US-based online royalty marketplace Royalty Exchange has announced new funding of $6.4 million, more than double the $3 million it originally set out to raise.
The platform allows songwriters, musicians and other music right owners to auction off portions of their future royalties. Rightsholders choose what type of rights they wish to sell (eg performing rights income from their songs), what percentage of their future royalties are up for grabs, and how long the royalties transfer will last for. The winning bidder is then added as a beneficiary of the copyright through the rightsholder’s collecting society.
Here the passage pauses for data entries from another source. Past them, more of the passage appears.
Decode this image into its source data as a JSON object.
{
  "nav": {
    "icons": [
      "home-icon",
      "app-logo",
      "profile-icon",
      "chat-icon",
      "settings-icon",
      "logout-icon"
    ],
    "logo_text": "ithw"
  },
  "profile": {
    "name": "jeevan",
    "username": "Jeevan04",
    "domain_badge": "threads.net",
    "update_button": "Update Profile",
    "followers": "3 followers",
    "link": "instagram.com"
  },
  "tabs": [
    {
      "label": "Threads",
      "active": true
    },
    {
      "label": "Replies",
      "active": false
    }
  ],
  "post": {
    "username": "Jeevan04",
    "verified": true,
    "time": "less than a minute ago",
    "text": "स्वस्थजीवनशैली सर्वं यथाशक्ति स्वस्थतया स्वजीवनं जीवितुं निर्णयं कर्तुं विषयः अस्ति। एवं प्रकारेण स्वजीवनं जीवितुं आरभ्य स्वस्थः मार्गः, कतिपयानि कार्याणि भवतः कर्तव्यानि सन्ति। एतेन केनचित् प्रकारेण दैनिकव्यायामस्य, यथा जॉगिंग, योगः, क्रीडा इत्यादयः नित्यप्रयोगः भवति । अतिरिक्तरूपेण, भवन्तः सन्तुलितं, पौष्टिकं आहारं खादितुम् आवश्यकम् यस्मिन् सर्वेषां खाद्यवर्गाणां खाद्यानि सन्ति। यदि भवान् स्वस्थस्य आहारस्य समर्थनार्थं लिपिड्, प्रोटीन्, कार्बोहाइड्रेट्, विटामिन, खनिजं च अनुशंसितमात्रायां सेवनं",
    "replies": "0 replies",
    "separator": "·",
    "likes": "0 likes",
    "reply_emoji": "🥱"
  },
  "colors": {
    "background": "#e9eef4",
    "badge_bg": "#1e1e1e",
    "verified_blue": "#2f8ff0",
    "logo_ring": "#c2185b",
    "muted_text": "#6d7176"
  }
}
The rightsholders receive a lump sum from the transaction while still earning on the percentage of their royalties that they do not sell. And if they are working creators, the rights in future works are not affected. Royalty Exchange makes money by taking a fee from successful auctions. According to the company, over $3.8 million has been raised by rightsholders through these auctions this year.
“We’ve experienced significant growth over the last year, but we’ve only scratched the surface”, says Royalty Exchange CEO Matthew Smith. “Imagine if you had only two options to grow your business – either sell out completely or grow from internal cash flows only. That’s the choice many artists face today. Royalty Exchange adds a whole new option for rightsholders, and we do it by bringing competition and transparency”.
The company says that the new investment will be used to further develop its technology, and to hire staff in business development, marketing and artist/label relations roles.
Royalty Exchange’s Antony Bruno is among those due to speak at the next Music 4.5 event in London, which is called ‘The Value Of Music – Exploring Music As An Asset’. It takes place on 6 Jul and – as usual – look out for a ‘story so far’ CMU Trends article informing the debate, plus CMU’s Chris Cooke will moderate one of the discussion sessions. Info here.[from http://ift.tt/2lvivLP]